WHAT THE EXERCISE ASKS ▸ Going line by line through the data below, report how many lines include the word "JSON", with nothing added.
━━ PROVIDED DATA ━━
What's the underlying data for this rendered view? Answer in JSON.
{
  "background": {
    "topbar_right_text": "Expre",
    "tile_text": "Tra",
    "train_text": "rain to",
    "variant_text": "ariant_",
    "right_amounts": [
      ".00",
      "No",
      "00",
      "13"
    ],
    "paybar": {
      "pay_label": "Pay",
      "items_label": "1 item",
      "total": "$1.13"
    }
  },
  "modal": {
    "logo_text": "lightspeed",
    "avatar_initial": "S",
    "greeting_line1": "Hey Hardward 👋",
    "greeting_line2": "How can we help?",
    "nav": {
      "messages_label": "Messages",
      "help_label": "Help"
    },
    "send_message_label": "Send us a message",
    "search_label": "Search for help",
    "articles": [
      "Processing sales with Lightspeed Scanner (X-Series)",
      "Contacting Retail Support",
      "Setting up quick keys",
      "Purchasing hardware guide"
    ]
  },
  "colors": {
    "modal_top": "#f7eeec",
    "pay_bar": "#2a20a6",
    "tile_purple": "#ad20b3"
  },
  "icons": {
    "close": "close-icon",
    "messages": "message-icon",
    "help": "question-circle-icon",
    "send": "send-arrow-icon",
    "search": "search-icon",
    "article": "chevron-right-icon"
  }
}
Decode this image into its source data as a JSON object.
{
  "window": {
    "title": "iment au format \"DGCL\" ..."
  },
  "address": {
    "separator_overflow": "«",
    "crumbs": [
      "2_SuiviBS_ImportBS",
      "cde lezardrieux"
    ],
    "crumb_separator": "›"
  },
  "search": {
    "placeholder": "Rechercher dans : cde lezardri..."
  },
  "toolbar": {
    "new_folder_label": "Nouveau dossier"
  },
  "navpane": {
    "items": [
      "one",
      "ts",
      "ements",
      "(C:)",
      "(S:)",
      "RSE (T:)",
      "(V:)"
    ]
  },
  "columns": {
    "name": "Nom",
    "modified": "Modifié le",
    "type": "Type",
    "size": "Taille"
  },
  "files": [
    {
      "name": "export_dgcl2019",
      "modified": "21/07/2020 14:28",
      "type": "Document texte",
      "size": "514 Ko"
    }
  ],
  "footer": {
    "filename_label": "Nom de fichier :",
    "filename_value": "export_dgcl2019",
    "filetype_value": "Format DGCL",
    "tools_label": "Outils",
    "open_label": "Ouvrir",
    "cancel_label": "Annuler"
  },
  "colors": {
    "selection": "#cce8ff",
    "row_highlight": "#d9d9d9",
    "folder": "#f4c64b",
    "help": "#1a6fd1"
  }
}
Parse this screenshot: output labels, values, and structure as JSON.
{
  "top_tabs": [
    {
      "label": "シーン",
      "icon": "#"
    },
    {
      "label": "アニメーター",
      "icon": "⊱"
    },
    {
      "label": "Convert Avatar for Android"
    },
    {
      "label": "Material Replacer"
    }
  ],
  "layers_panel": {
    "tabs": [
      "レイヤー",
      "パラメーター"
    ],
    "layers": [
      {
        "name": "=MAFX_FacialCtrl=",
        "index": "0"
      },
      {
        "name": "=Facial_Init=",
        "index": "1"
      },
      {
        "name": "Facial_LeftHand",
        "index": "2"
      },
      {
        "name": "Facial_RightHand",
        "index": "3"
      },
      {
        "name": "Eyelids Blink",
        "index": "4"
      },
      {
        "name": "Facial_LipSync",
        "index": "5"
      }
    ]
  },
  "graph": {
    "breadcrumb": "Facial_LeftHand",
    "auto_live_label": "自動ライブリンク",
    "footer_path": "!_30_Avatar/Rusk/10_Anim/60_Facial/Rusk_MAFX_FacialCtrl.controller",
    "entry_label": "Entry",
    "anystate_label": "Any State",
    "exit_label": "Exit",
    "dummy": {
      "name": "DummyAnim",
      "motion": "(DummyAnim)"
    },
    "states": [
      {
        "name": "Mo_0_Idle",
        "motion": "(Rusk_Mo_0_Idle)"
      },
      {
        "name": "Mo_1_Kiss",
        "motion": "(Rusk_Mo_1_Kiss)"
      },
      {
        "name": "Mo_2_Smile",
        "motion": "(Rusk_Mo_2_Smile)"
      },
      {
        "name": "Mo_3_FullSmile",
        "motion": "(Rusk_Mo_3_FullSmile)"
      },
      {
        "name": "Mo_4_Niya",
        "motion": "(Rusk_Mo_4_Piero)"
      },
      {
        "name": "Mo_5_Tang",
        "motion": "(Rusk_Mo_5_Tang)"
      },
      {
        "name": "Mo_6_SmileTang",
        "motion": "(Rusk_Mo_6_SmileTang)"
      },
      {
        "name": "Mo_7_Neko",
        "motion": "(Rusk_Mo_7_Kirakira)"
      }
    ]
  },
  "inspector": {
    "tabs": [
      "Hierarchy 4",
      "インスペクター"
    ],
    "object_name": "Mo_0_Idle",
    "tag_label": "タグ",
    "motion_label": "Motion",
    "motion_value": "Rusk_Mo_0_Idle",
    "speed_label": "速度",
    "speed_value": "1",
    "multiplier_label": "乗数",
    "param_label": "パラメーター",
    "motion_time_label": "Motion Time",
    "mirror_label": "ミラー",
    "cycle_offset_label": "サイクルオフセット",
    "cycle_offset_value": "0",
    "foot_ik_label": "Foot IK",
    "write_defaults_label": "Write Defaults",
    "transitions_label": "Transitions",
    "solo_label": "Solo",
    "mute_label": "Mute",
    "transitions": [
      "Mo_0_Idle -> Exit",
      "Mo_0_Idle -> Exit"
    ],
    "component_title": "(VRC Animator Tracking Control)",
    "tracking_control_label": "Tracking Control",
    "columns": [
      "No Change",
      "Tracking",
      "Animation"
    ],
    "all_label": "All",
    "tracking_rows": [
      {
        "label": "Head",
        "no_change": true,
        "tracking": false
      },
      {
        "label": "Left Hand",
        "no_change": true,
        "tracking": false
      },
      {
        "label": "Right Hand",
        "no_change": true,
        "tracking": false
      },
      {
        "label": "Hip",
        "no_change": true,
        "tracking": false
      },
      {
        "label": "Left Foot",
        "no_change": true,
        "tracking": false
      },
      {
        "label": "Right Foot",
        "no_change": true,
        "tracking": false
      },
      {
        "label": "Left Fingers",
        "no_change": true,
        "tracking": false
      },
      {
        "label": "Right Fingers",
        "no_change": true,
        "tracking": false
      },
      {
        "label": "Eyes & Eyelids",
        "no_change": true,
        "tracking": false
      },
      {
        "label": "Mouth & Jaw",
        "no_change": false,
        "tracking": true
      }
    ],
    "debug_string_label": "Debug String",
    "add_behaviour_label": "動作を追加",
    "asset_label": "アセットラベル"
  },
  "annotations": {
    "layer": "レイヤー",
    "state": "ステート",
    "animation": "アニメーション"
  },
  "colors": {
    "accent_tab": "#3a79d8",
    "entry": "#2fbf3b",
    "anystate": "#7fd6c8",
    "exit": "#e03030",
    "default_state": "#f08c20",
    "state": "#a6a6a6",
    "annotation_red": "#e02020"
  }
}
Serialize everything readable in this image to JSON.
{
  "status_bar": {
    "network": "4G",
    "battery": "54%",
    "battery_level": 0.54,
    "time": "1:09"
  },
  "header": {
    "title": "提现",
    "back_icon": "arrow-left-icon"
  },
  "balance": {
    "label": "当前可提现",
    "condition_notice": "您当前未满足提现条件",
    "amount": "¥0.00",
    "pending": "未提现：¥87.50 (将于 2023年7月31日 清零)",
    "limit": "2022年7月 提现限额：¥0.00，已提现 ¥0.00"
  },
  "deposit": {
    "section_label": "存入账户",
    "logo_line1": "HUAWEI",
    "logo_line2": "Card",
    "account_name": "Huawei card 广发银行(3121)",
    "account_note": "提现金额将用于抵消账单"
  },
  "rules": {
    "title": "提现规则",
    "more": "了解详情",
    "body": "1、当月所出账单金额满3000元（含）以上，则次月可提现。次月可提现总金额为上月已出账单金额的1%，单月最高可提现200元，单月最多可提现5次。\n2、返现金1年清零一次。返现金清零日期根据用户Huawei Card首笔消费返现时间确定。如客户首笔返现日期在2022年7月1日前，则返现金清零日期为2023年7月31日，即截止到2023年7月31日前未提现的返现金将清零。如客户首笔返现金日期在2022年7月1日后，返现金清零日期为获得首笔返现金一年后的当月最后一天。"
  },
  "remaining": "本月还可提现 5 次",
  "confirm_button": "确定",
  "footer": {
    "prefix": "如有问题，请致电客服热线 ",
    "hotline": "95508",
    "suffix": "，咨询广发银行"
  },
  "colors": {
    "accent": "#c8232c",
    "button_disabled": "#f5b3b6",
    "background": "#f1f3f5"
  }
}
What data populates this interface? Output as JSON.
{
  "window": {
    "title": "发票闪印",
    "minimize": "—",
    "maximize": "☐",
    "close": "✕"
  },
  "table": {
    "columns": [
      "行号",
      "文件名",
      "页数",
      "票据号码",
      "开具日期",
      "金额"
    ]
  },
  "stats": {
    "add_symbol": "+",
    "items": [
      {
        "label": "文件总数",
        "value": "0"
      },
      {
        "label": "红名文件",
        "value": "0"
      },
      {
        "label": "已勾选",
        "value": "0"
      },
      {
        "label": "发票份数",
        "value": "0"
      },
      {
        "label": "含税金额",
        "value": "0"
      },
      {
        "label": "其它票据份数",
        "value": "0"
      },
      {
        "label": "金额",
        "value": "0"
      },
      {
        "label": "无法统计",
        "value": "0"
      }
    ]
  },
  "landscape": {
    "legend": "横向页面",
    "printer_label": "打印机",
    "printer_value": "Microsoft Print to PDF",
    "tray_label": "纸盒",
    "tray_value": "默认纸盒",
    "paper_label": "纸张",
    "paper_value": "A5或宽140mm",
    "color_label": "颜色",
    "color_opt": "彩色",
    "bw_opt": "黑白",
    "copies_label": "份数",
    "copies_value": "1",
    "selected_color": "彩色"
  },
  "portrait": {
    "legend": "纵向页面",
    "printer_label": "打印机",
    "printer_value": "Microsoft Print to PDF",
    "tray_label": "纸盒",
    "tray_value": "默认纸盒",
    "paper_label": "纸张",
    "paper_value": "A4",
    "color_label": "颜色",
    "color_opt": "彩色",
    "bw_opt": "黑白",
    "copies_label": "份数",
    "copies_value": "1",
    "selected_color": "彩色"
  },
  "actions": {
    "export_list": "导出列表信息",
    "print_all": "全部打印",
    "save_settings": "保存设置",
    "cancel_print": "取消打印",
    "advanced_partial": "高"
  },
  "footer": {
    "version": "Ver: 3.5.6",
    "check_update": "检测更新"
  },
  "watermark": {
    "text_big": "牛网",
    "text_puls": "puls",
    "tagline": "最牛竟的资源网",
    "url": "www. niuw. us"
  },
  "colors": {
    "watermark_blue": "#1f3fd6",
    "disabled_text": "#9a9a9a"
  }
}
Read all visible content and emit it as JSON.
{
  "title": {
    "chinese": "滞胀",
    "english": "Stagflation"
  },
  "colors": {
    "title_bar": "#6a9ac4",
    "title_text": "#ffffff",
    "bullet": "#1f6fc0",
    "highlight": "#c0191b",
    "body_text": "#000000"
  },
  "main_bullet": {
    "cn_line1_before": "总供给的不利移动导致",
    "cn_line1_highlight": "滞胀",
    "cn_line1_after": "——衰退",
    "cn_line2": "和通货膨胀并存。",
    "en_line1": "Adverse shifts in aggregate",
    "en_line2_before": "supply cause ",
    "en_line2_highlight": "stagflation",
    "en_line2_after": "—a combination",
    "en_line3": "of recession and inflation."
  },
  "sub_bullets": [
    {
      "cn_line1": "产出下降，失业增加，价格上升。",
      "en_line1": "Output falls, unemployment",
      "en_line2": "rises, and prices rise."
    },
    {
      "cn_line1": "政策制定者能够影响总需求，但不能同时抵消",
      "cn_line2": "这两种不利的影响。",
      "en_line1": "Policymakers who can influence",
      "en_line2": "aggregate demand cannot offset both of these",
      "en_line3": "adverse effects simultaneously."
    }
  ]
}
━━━
SOLUTION FOR THIS TASK ▸ 6